Items listed in a dataset:
'''
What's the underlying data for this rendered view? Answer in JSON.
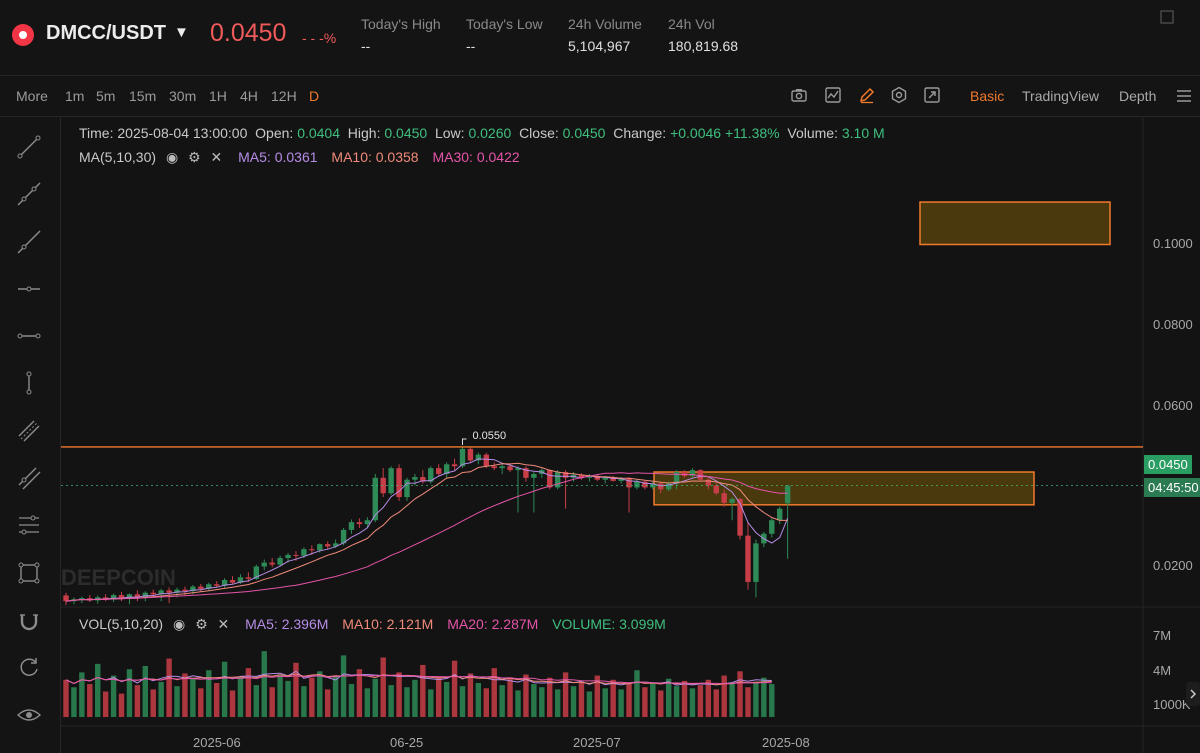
{
  "header": {
    "pair": "DMCC/USDT",
    "price": "0.0450",
    "change_pct": "- - -%",
    "stats": [
      {
        "label": "Today's High",
        "value": "--"
      },
      {
        "label": "Today's Low",
        "value": "--"
      },
      {
        "label": "24h Volume",
        "value": "5,104,967"
      },
      {
        "label": "24h Vol",
        "value": "180,819.68"
      }
    ]
  },
  "toolbar": {
    "more": "More",
    "timeframes": [
      "1m",
      "5m",
      "15m",
      "30m",
      "1H",
      "4H",
      "12H",
      "D"
    ],
    "active_timeframe": "D",
    "views": [
      "Basic",
      "TradingView",
      "Depth"
    ],
    "active_view": "Basic"
  },
  "ohlc": {
    "time_label": "Time:",
    "time": "2025-08-04 13:00:00",
    "open_label": "Open:",
    "open": "0.0404",
    "high_label": "High:",
    "high": "0.0450",
    "low_label": "Low:",
    "low": "0.0260",
    "close_label": "Close:",
    "close": "0.0450",
    "change_label": "Change:",
    "change": "+0.0046 +11.38%",
    "volume_label": "Volume:",
    "volume": "3.10 M"
  },
  "ma": {
    "title": "MA(5,10,30)",
    "ma5": "MA5: 0.0361",
    "ma10": "MA10: 0.0358",
    "ma30": "MA30: 0.0422"
  },
  "vol": {
    "title": "VOL(5,10,20)",
    "ma5": "MA5: 2.396M",
    "ma10": "MA10: 2.121M",
    "ma20": "MA20: 2.287M",
    "volume": "VOLUME: 3.099M"
  },
  "price_axis": [
    "0.1000",
    "0.0800",
    "0.0600",
    "0.0200"
  ],
  "vol_axis": [
    "7M",
    "4M",
    "1000K"
  ],
  "current_price_tag": "0.0450",
  "countdown_tag": "04:45:50",
  "peak_label": "0.0550",
  "watermark": "DEEPCOIN",
  "x_axis": [
    "2025-06",
    "06-25",
    "2025-07",
    "2025-08"
  ],
  "colors": {
    "up": "#2e8b57",
    "down": "#c83e48",
    "accent": "#f07a2c"
  },
  "chart_data": {
    "type": "candlestick",
    "title": "DMCC/USDT D",
    "ylim": [
      0.0135,
      0.125
    ],
    "x": [
      "2025-06",
      "06-25",
      "2025-07",
      "2025-08"
    ],
    "candles": [
      [
        0.0165,
        0.0172,
        0.014,
        0.015
      ],
      [
        0.015,
        0.016,
        0.0142,
        0.0155
      ],
      [
        0.0155,
        0.0162,
        0.0145,
        0.0158
      ],
      [
        0.0158,
        0.0166,
        0.0148,
        0.0152
      ],
      [
        0.0152,
        0.0165,
        0.0144,
        0.016
      ],
      [
        0.016,
        0.0168,
        0.015,
        0.0154
      ],
      [
        0.0154,
        0.017,
        0.0148,
        0.0166
      ],
      [
        0.0166,
        0.0174,
        0.015,
        0.0156
      ],
      [
        0.0156,
        0.017,
        0.0142,
        0.0168
      ],
      [
        0.0168,
        0.0178,
        0.015,
        0.016
      ],
      [
        0.016,
        0.0176,
        0.015,
        0.0172
      ],
      [
        0.0172,
        0.018,
        0.016,
        0.0168
      ],
      [
        0.0168,
        0.0182,
        0.015,
        0.0178
      ],
      [
        0.0178,
        0.0186,
        0.0145,
        0.0172
      ],
      [
        0.0172,
        0.0185,
        0.016,
        0.018
      ],
      [
        0.018,
        0.0188,
        0.0165,
        0.0176
      ],
      [
        0.0176,
        0.0192,
        0.0168,
        0.0188
      ],
      [
        0.0188,
        0.0195,
        0.0175,
        0.0182
      ],
      [
        0.0182,
        0.0198,
        0.0176,
        0.0194
      ],
      [
        0.0194,
        0.0202,
        0.0185,
        0.019
      ],
      [
        0.019,
        0.021,
        0.0185,
        0.0205
      ],
      [
        0.0205,
        0.0215,
        0.0195,
        0.0198
      ],
      [
        0.0198,
        0.022,
        0.0195,
        0.0212
      ],
      [
        0.0212,
        0.0225,
        0.02,
        0.0208
      ],
      [
        0.0208,
        0.0245,
        0.0205,
        0.024
      ],
      [
        0.024,
        0.0258,
        0.023,
        0.025
      ],
      [
        0.025,
        0.0262,
        0.0238,
        0.0245
      ],
      [
        0.0245,
        0.0268,
        0.024,
        0.0262
      ],
      [
        0.0262,
        0.0275,
        0.025,
        0.027
      ],
      [
        0.027,
        0.028,
        0.0255,
        0.0268
      ],
      [
        0.0268,
        0.029,
        0.0262,
        0.0285
      ],
      [
        0.0285,
        0.0295,
        0.027,
        0.0282
      ],
      [
        0.0282,
        0.03,
        0.0276,
        0.0298
      ],
      [
        0.0298,
        0.0305,
        0.0285,
        0.0292
      ],
      [
        0.0292,
        0.031,
        0.0288,
        0.03
      ],
      [
        0.03,
        0.034,
        0.0295,
        0.0335
      ],
      [
        0.0335,
        0.0362,
        0.0325,
        0.0355
      ],
      [
        0.0355,
        0.0365,
        0.034,
        0.035
      ],
      [
        0.035,
        0.0368,
        0.034,
        0.036
      ],
      [
        0.036,
        0.048,
        0.0355,
        0.047
      ],
      [
        0.047,
        0.0495,
        0.042,
        0.043
      ],
      [
        0.043,
        0.05,
        0.0425,
        0.0495
      ],
      [
        0.0495,
        0.0505,
        0.041,
        0.042
      ],
      [
        0.042,
        0.047,
        0.041,
        0.0465
      ],
      [
        0.0465,
        0.048,
        0.045,
        0.0472
      ],
      [
        0.0472,
        0.049,
        0.0455,
        0.046
      ],
      [
        0.046,
        0.05,
        0.0455,
        0.0495
      ],
      [
        0.0495,
        0.0505,
        0.0475,
        0.048
      ],
      [
        0.048,
        0.051,
        0.047,
        0.0505
      ],
      [
        0.0505,
        0.052,
        0.049,
        0.05
      ],
      [
        0.05,
        0.055,
        0.0495,
        0.0545
      ],
      [
        0.0545,
        0.055,
        0.051,
        0.0515
      ],
      [
        0.0515,
        0.0535,
        0.0505,
        0.053
      ],
      [
        0.053,
        0.0535,
        0.0495,
        0.05
      ],
      [
        0.05,
        0.051,
        0.049,
        0.0495
      ],
      [
        0.0495,
        0.0505,
        0.048,
        0.05
      ],
      [
        0.05,
        0.0505,
        0.0485,
        0.049
      ],
      [
        0.049,
        0.05,
        0.038,
        0.0495
      ],
      [
        0.0495,
        0.05,
        0.046,
        0.047
      ],
      [
        0.047,
        0.0485,
        0.038,
        0.048
      ],
      [
        0.048,
        0.0495,
        0.047,
        0.049
      ],
      [
        0.049,
        0.0492,
        0.044,
        0.0445
      ],
      [
        0.0445,
        0.049,
        0.044,
        0.0485
      ],
      [
        0.0485,
        0.049,
        0.039,
        0.047
      ],
      [
        0.047,
        0.0485,
        0.046,
        0.0478
      ],
      [
        0.0478,
        0.0482,
        0.0465,
        0.047
      ],
      [
        0.047,
        0.048,
        0.046,
        0.0475
      ],
      [
        0.0475,
        0.0478,
        0.0462,
        0.0465
      ],
      [
        0.0465,
        0.0475,
        0.0455,
        0.047
      ],
      [
        0.047,
        0.0475,
        0.046,
        0.0462
      ],
      [
        0.0462,
        0.0472,
        0.0455,
        0.0468
      ],
      [
        0.0468,
        0.0472,
        0.038,
        0.0445
      ],
      [
        0.0445,
        0.0465,
        0.044,
        0.046
      ],
      [
        0.046,
        0.0462,
        0.044,
        0.0445
      ],
      [
        0.0445,
        0.046,
        0.044,
        0.0455
      ],
      [
        0.0455,
        0.0458,
        0.043,
        0.044
      ],
      [
        0.044,
        0.046,
        0.0435,
        0.0455
      ],
      [
        0.0455,
        0.049,
        0.044,
        0.0485
      ],
      [
        0.0485,
        0.049,
        0.047,
        0.0475
      ],
      [
        0.0475,
        0.0495,
        0.047,
        0.049
      ],
      [
        0.049,
        0.0492,
        0.046,
        0.0465
      ],
      [
        0.0465,
        0.047,
        0.044,
        0.045
      ],
      [
        0.045,
        0.0455,
        0.0425,
        0.043
      ],
      [
        0.043,
        0.044,
        0.0395,
        0.0405
      ],
      [
        0.0405,
        0.042,
        0.036,
        0.0415
      ],
      [
        0.0415,
        0.0418,
        0.031,
        0.032
      ],
      [
        0.032,
        0.0355,
        0.018,
        0.02
      ],
      [
        0.02,
        0.031,
        0.016,
        0.03
      ],
      [
        0.03,
        0.033,
        0.029,
        0.0325
      ],
      [
        0.0325,
        0.0365,
        0.0315,
        0.036
      ],
      [
        0.036,
        0.0395,
        0.035,
        0.039
      ],
      [
        0.0404,
        0.045,
        0.026,
        0.045
      ]
    ],
    "volume": [
      3.5,
      2.8,
      4.2,
      3.1,
      5.0,
      2.4,
      3.9,
      2.2,
      4.5,
      3.0,
      4.8,
      2.6,
      3.3,
      5.5,
      2.9,
      4.1,
      3.6,
      2.7,
      4.4,
      3.2,
      5.2,
      2.5,
      3.8,
      4.6,
      3.0,
      6.2,
      2.8,
      4.0,
      3.4,
      5.1,
      2.9,
      3.7,
      4.3,
      2.6,
      3.9,
      5.8,
      3.1,
      4.5,
      2.7,
      3.6,
      5.6,
      3.0,
      4.2,
      2.8,
      3.5,
      4.9,
      2.6,
      3.8,
      3.3,
      5.3,
      2.9,
      4.1,
      3.2,
      2.7,
      4.6,
      3.0,
      3.6,
      2.5,
      4.0,
      3.1,
      2.8,
      3.7,
      2.6,
      4.2,
      2.9,
      3.3,
      2.4,
      3.9,
      2.7,
      3.5,
      2.6,
      3.1,
      4.4,
      2.8,
      3.2,
      2.5,
      3.6,
      2.9,
      3.4,
      2.7,
      3.0,
      3.5,
      2.6,
      3.9,
      3.2,
      4.3,
      2.8,
      3.3,
      3.7,
      3.1
    ],
    "vol_ylim": [
      0,
      8.0
    ],
    "horizontal_line": 0.055
  }
}
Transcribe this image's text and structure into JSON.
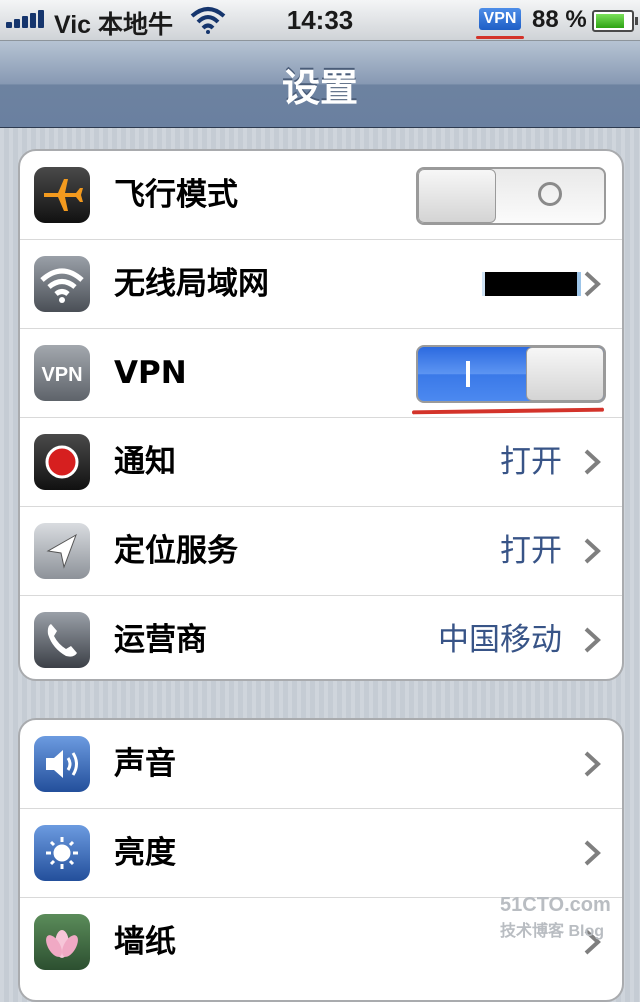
{
  "status_bar": {
    "carrier": "Vic 本地牛",
    "time": "14:33",
    "vpn_badge": "VPN",
    "battery_percent": "88 %",
    "battery_level": 0.88
  },
  "nav": {
    "title": "设置"
  },
  "group1": [
    {
      "label": "飞行模式",
      "icon": "airplane-icon",
      "control": "switch",
      "state": "off"
    },
    {
      "label": "无线局域网",
      "icon": "wifi-icon",
      "value": "",
      "chevron": true
    },
    {
      "label": "VPN",
      "icon": "vpn-icon",
      "control": "switch",
      "state": "on"
    },
    {
      "label": "通知",
      "icon": "notification-icon",
      "value": "打开",
      "chevron": true
    },
    {
      "label": "定位服务",
      "icon": "location-icon",
      "value": "打开",
      "chevron": true
    },
    {
      "label": "运营商",
      "icon": "phone-icon",
      "value": "中国移动",
      "chevron": true
    }
  ],
  "group2": [
    {
      "label": "声音",
      "icon": "sound-icon",
      "chevron": true
    },
    {
      "label": "亮度",
      "icon": "brightness-icon",
      "chevron": true
    },
    {
      "label": "墙纸",
      "icon": "wallpaper-icon",
      "chevron": true
    }
  ],
  "watermark": {
    "line1": "51CTO.com",
    "line2": "技术博客 Blog"
  },
  "colors": {
    "accent": "#385487",
    "switch_on": "#3a79e8",
    "annotation": "#d3332a"
  }
}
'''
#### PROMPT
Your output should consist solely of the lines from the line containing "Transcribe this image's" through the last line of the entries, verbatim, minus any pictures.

#### TASK RESULT
Transcribe this image's text and structure into JSON.
{
  "status_bar": {
    "carrier": "Vic 本地牛",
    "time": "14:33",
    "vpn_badge": "VPN",
    "battery_percent": "88 %",
    "battery_level": 0.88
  },
  "nav": {
    "title": "设置"
  },
  "group1": [
    {
      "label": "飞行模式",
      "icon": "airplane-icon",
      "control": "switch",
      "state": "off"
    },
    {
      "label": "无线局域网",
      "icon": "wifi-icon",
      "value": "",
      "chevron": true
    },
    {
      "label": "VPN",
      "icon": "vpn-icon",
      "control": "switch",
      "state": "on"
    },
    {
      "label": "通知",
      "icon": "notification-icon",
      "value": "打开",
      "chevron": true
    },
    {
      "label": "定位服务",
      "icon": "location-icon",
      "value": "打开",
      "chevron": true
    },
    {
      "label": "运营商",
      "icon": "phone-icon",
      "value": "中国移动",
      "chevron": true
    }
  ],
  "group2": [
    {
      "label": "声音",
      "icon": "sound-icon",
      "chevron": true
    },
    {
      "label": "亮度",
      "icon": "brightness-icon",
      "chevron": true
    },
    {
      "label": "墙纸",
      "icon": "wallpaper-icon",
      "chevron": true
    }
  ],
  "watermark": {
    "line1": "51CTO.com",
    "line2": "技术博客 Blog"
  },
  "colors": {
    "accent": "#385487",
    "switch_on": "#3a79e8",
    "annotation": "#d3332a"
  }
}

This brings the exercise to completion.